INSTRUCTIONS TO FOLLOW:
Among the entries, which lines carry the string "limit"? Copy each of them.

--------

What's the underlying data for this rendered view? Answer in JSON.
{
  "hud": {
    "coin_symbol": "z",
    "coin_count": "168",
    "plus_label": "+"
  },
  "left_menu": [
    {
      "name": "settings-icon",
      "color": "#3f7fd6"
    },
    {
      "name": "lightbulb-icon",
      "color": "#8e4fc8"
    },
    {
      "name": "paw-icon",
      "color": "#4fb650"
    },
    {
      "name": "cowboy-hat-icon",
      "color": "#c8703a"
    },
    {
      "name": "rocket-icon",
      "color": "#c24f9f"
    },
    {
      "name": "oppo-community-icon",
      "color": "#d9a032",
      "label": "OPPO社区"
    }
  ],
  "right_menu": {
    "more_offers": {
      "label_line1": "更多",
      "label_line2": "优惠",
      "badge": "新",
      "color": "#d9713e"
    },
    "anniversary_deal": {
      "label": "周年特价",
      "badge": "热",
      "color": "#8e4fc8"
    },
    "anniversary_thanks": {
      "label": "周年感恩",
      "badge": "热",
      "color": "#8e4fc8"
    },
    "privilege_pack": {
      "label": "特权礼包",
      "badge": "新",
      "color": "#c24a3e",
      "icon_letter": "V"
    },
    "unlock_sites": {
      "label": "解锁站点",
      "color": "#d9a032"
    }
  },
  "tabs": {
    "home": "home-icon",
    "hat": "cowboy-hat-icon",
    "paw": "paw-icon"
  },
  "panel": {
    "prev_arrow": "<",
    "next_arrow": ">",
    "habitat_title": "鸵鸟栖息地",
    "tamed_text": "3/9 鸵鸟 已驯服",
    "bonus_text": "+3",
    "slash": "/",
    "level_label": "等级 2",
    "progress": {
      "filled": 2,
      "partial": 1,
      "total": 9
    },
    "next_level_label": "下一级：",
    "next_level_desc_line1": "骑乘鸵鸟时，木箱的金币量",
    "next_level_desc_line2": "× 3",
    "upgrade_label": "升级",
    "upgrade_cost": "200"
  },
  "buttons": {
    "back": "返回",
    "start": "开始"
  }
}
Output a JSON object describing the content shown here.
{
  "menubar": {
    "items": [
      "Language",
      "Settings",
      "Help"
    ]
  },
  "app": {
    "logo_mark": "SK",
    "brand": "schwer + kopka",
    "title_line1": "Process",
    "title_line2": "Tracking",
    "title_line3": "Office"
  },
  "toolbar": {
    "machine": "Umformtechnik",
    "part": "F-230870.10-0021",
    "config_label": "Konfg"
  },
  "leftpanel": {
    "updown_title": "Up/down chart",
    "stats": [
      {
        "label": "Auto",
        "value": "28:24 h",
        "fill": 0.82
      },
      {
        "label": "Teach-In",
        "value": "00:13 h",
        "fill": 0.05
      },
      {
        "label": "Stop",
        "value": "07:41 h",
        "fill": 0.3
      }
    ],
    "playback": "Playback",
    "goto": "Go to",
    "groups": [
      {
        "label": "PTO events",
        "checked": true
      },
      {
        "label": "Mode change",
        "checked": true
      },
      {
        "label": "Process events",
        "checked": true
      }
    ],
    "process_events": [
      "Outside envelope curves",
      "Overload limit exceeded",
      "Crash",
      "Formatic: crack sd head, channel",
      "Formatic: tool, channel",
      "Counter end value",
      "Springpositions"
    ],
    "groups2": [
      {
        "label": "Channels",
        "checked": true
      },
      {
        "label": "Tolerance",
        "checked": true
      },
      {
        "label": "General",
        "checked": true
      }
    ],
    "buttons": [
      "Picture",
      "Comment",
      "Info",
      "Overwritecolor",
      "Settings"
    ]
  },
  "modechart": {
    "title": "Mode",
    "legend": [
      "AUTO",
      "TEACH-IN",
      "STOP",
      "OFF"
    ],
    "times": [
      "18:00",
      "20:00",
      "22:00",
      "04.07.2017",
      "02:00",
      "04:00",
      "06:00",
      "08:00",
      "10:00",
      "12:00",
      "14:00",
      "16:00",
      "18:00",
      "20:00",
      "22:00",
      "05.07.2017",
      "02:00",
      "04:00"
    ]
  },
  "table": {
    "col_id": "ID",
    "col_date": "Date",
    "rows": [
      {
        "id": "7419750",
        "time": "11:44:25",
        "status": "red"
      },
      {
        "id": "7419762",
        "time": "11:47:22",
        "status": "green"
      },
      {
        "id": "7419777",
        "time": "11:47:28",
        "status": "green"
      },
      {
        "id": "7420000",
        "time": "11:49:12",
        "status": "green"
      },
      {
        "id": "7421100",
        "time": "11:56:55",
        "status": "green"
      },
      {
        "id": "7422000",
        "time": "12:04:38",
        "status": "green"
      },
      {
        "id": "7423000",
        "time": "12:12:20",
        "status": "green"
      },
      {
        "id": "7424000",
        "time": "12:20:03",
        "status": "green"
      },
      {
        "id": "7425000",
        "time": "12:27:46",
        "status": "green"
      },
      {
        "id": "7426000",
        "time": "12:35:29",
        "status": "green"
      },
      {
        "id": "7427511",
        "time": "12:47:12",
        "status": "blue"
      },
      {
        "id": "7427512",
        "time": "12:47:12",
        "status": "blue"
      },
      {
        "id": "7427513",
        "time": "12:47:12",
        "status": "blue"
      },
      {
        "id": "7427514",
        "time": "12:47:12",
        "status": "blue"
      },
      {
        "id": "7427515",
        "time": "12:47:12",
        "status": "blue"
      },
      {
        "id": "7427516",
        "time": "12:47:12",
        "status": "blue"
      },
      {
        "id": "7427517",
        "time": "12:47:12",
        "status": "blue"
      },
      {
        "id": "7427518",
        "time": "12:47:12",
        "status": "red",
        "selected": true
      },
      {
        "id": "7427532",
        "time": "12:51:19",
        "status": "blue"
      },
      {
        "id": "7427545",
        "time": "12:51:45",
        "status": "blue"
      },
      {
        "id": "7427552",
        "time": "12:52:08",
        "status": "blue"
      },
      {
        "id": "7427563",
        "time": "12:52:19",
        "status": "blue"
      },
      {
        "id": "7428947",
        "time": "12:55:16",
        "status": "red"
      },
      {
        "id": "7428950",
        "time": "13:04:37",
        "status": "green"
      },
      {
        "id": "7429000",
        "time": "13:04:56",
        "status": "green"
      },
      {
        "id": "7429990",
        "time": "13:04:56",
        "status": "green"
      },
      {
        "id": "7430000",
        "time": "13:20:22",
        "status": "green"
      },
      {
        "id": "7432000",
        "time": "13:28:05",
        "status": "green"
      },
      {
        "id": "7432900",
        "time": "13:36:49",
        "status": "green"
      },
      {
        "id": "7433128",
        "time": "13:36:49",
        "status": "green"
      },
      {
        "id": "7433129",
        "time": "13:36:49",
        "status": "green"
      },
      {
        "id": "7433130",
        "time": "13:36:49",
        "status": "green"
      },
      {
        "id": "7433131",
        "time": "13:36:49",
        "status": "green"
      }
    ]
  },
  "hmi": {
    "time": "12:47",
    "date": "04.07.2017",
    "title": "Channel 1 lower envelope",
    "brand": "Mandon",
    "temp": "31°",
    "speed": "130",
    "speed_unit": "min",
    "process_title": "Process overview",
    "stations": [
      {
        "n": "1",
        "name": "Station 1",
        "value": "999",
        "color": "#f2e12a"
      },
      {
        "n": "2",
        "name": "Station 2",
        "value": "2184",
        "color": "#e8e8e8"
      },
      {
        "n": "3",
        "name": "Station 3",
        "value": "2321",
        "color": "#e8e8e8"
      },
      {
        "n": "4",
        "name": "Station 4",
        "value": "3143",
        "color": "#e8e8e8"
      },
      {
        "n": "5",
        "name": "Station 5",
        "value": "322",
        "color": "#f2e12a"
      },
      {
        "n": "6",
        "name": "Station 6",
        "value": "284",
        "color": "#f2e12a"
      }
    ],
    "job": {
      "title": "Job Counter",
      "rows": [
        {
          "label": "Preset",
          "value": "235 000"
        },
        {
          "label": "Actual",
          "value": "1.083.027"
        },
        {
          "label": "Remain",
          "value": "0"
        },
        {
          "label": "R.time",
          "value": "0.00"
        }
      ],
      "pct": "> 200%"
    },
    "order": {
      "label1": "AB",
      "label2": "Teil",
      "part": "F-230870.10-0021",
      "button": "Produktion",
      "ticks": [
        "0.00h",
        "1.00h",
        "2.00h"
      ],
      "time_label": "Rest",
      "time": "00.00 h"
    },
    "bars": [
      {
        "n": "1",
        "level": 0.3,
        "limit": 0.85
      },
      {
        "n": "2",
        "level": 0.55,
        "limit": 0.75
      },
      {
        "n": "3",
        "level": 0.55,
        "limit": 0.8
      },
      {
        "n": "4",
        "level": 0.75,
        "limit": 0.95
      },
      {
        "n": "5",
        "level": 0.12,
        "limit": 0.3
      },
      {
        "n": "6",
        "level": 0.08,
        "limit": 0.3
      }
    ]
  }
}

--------

SOLVED EXERCISE:
      "Overload limit exceeded",
        "limit": 0.85
        "limit": 0.75
        "limit": 0.8
        "limit": 0.95
        "limit": 0.3
        "limit": 0.3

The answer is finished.